Maybe Redemption is Possible for Everyone. . .

Ted Olson, the attorney who aided George W. Bush in his selection as president of the U.S.A., is now fighting proposition 8, California’s same sex marriage ban.  Olson has teamed up with his opponent  in the Bush v. Gore battle (attorney David Boies) to undo proposition 8.  Being declared an honoray lesbian is a title Olson wears with pride.

Olson was the subject of Maureen Dowd’s Sunday editorial.  He aknowledges his emotional reaction to the case and those effected: “’I think there’s something the matter with you if you don’t care enough to feel the suffering that they’ve been through and if you’re not emotionally upset about the fact that we’re doing an immense amount of harm to people,’ he said. ‘We’re not treating them like Americans. We’re not treating them like citizens.’”

More from the editorial:  “‘The anti-gay-marriage proponents whipped up a moral frenzy in 2008, suggesting conjugal parity would harm children, summon the devil, tear down churches and melt civilization.’ But Olson argued in his opening statement that the discrimination gays experience ‘weakens our moral fiber in this country.’”

Both attorneys expressed their disappointment with President Obama’s position on this cause: “’Damned right,’ Boies snapped. ‘I hope my Democratic president will catch up to my conservative Republican co-counsel.’”

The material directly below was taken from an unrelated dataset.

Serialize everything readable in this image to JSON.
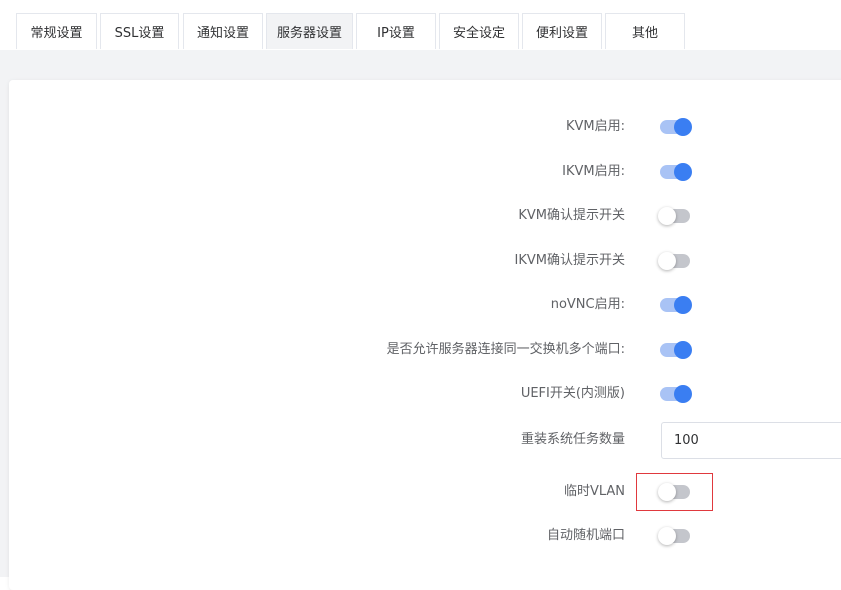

While I don’t think Olson did the nation a favor with his work to install G.B. Bush, as the title states, “maybe redemption is possible for everyone.”

iggydonnelly

7 Comments

Filed under GLBT Rights, Marriage Equality

7 responses to “Maybe Redemption is Possible for Everyone. . .

  1. It will please me beyond words if this guy is good enough to show the obvious — there are people who aren’t being afforded equal rights under the U.S. Constitution. I fear the current make-up of the U.S. Supreme Court won’t see this obvious and at least four of them will prove to be the political hacks they are.

    Redemption after helping hand bush the lesser the presidency? There is possible redemption for such an act? I’m not convinced of that.

    • lillacluvr

      I still think Colin Powell is a good guy – even though he went along with Bush the lesser and gave that awful speech at the UN.

    • This guy was just doing his job, and he seems effective at being an attorney. It was the Supreme Court who gave bush the lesser the presidency, and it wasn’t doing their job when they went where they had no business being!

  2. Zippy

    I recall David Boies was prominent in the Microsoft trial, though I honestly can’t remember which side.

    And Ted Olson is a fine attorney, notwithstanding having worked for the Bush camp to subvert democracy. Sometimes you gotta go what you gotta do. But that was the Supreme’s fault; their convoluted argument was hand-rolled.

    And it may have zero relevance, but he lost his wife on 9-11.

    • lillacluvr

      I didn’t know that fact.

      But I can understand a lawyer taking a case that maybe they do not agree with their client but the case is an interesting case. I’m sure it crossed his mind that getting Bush the lesser into office, by way of the Supreme Court, would be a case that would be debated for years and years and years to come.